[Opening Data provided section]
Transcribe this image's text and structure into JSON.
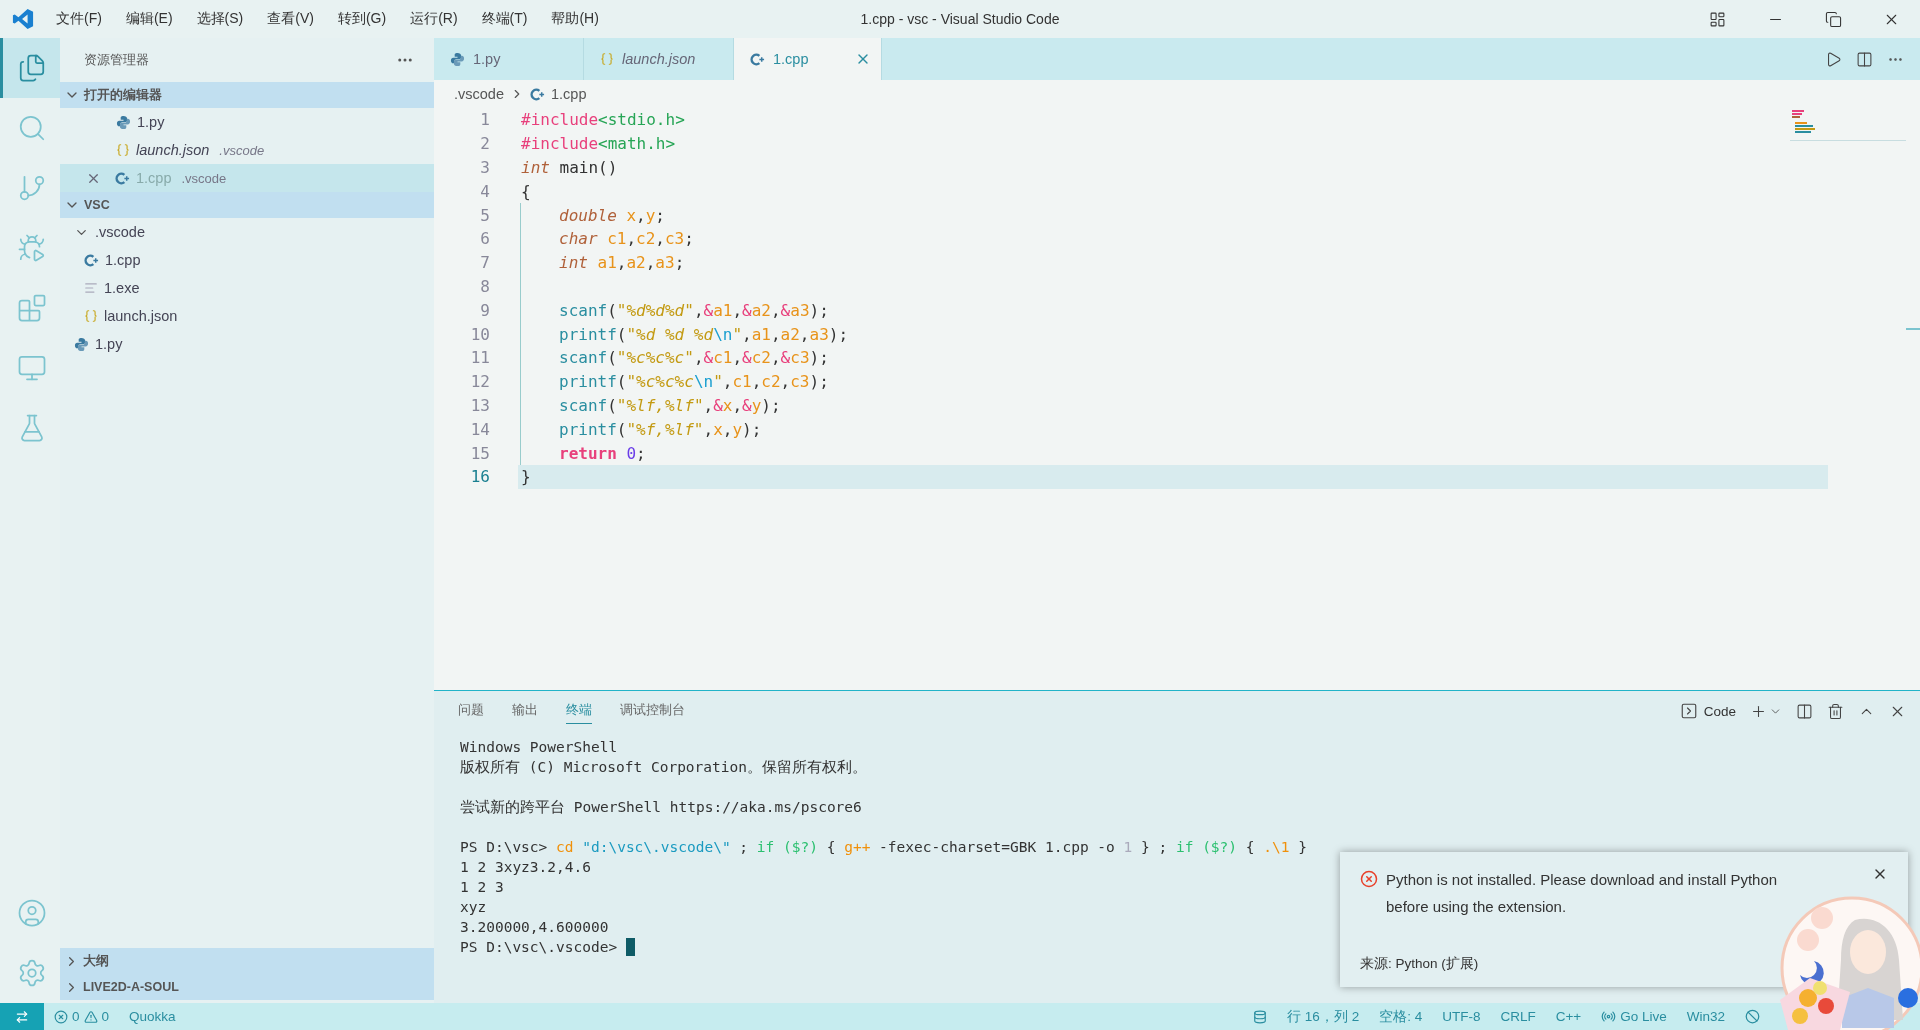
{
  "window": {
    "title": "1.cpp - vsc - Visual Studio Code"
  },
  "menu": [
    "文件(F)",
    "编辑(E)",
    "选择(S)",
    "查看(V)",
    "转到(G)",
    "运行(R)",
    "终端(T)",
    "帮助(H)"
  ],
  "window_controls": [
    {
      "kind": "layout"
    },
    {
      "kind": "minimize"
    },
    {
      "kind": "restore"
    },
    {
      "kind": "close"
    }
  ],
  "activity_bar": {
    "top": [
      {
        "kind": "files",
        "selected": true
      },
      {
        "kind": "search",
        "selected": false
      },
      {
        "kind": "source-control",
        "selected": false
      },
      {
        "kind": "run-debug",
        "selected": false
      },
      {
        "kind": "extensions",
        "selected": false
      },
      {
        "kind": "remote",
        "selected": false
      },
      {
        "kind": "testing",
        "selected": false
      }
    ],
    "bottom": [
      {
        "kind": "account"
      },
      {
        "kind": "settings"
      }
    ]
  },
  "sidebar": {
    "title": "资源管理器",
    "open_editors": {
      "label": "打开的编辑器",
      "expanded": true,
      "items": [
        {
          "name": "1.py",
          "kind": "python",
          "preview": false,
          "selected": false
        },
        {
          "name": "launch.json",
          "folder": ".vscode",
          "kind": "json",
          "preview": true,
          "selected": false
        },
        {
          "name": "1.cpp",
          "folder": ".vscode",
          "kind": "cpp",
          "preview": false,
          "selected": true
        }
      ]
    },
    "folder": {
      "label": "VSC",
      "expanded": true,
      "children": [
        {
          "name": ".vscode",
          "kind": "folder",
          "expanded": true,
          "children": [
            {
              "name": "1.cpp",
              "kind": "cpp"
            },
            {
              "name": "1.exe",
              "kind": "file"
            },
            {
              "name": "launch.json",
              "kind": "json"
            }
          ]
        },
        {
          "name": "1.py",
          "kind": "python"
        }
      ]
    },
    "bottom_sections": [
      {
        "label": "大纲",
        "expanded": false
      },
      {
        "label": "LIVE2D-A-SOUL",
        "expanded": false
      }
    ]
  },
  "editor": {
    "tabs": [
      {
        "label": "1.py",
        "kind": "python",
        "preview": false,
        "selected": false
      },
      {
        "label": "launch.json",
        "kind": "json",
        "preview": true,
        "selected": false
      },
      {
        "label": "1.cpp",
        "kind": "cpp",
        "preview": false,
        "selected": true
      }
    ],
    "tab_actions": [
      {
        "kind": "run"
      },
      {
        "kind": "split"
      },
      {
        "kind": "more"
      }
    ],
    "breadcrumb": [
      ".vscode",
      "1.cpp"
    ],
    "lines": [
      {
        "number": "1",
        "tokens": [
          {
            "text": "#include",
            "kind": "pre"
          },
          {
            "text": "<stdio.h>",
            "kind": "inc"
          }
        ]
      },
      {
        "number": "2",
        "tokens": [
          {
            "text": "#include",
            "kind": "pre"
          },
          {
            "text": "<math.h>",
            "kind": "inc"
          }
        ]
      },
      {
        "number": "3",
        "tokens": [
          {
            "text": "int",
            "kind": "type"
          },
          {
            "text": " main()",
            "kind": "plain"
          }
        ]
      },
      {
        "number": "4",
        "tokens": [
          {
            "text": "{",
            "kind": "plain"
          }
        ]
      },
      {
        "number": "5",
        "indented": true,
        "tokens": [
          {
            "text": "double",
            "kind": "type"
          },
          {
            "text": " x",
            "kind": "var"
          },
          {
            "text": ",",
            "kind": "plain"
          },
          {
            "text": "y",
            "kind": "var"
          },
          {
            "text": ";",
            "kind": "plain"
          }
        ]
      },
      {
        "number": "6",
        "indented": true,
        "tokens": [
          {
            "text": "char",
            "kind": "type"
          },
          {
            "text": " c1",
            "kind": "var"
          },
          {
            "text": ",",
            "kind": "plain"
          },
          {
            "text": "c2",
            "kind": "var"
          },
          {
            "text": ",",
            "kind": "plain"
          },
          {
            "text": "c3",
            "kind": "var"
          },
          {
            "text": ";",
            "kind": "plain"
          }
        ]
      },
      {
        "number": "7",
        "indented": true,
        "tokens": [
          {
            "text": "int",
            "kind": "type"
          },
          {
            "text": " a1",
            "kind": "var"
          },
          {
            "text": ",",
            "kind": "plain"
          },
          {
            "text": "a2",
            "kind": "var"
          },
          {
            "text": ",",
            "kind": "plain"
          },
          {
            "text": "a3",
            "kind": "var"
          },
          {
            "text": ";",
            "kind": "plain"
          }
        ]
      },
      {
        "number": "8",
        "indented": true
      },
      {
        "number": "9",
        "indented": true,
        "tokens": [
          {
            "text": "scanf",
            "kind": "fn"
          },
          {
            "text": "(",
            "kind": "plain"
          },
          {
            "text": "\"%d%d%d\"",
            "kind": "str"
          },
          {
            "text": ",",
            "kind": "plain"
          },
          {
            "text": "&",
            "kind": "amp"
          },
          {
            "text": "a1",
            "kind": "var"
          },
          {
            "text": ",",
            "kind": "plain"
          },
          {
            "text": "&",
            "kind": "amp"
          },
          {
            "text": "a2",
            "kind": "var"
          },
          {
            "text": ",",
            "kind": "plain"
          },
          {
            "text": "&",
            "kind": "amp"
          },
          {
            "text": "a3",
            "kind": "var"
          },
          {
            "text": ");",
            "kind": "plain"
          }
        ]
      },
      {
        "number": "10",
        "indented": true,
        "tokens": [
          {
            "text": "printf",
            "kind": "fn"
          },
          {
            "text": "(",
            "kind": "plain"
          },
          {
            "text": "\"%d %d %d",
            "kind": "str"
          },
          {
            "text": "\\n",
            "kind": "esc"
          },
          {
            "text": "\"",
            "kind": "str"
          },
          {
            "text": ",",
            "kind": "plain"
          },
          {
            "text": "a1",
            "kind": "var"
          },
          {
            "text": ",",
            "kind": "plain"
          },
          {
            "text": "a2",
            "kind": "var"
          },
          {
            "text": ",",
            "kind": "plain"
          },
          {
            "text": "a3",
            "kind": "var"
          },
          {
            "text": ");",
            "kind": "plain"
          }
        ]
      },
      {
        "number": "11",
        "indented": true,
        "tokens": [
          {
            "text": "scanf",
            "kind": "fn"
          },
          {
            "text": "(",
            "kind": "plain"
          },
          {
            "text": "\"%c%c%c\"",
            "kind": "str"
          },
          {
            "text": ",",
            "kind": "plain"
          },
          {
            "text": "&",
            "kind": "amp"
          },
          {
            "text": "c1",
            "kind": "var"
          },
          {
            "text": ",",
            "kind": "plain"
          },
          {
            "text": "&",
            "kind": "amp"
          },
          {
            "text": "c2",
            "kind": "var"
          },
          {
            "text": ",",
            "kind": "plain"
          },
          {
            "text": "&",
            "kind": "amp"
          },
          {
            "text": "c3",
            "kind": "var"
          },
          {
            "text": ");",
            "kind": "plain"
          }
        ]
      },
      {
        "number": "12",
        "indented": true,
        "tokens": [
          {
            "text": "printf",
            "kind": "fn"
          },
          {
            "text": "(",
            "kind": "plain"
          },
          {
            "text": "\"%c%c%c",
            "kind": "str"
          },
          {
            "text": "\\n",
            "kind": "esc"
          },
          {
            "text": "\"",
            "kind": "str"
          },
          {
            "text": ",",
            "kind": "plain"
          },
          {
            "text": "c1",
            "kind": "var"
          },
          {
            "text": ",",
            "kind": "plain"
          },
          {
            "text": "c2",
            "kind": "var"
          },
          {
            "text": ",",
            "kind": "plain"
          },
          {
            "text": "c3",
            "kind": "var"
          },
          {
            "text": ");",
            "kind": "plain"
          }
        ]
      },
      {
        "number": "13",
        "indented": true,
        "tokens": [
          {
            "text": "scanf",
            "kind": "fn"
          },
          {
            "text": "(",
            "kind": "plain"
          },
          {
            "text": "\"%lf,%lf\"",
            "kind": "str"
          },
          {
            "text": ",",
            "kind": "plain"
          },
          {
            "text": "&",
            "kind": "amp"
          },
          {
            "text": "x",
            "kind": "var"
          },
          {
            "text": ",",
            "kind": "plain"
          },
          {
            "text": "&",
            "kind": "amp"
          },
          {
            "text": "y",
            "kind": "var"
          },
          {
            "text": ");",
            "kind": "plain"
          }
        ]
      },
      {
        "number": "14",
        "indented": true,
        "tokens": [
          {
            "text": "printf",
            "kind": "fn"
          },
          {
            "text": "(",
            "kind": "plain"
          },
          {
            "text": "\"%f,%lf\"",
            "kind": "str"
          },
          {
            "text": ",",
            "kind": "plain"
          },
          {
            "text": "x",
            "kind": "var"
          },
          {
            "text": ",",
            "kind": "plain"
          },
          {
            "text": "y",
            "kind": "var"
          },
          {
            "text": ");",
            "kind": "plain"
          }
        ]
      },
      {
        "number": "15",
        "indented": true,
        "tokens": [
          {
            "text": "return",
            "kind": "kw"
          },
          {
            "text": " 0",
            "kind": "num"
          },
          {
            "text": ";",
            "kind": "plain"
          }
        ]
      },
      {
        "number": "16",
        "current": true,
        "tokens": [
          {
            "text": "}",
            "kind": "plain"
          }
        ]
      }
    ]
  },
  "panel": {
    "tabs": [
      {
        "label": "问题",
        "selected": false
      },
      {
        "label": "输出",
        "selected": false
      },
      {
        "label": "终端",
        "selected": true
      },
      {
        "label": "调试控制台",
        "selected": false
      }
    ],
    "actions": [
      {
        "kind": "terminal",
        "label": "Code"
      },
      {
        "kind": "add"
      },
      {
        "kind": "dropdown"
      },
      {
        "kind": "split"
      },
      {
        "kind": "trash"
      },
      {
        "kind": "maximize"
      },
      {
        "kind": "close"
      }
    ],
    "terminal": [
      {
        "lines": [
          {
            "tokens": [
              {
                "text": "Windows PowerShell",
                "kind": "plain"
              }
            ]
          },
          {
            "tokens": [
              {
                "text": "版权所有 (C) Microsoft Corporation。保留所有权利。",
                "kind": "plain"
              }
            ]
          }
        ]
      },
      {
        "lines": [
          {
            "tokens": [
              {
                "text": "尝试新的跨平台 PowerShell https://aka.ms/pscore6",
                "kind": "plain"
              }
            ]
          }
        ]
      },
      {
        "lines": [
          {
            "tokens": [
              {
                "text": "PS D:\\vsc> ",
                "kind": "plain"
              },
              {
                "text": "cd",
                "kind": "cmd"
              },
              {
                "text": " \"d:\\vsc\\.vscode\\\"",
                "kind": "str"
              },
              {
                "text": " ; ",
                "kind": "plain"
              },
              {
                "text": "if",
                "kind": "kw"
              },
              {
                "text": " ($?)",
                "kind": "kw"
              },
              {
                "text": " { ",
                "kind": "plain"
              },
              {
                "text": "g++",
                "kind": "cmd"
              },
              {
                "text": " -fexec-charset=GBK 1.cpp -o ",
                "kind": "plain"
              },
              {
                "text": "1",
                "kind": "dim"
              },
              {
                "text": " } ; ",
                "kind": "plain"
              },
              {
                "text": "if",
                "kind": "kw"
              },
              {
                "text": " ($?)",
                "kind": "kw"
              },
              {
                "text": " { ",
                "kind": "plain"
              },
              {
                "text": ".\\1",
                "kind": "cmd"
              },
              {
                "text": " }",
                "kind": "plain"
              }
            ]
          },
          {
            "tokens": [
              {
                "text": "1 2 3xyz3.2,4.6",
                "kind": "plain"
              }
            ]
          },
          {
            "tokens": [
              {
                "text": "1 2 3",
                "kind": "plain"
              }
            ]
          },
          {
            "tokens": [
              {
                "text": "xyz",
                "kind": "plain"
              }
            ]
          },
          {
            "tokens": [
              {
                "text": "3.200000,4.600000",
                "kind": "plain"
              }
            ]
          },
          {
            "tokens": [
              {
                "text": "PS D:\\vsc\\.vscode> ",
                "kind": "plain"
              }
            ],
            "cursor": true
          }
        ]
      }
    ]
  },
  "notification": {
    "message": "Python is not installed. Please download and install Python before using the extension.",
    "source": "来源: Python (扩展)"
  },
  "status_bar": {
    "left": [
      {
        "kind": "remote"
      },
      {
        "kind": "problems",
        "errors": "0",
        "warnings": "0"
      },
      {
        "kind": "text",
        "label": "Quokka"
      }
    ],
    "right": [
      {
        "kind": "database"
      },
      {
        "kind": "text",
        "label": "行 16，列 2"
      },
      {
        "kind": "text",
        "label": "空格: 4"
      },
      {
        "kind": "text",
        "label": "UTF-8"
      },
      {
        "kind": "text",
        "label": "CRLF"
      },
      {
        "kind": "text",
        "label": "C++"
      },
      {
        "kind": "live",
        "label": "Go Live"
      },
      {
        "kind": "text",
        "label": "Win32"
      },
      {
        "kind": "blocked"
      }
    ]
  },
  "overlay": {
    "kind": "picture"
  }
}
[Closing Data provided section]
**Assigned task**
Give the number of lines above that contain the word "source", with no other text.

**Completed exercise**
2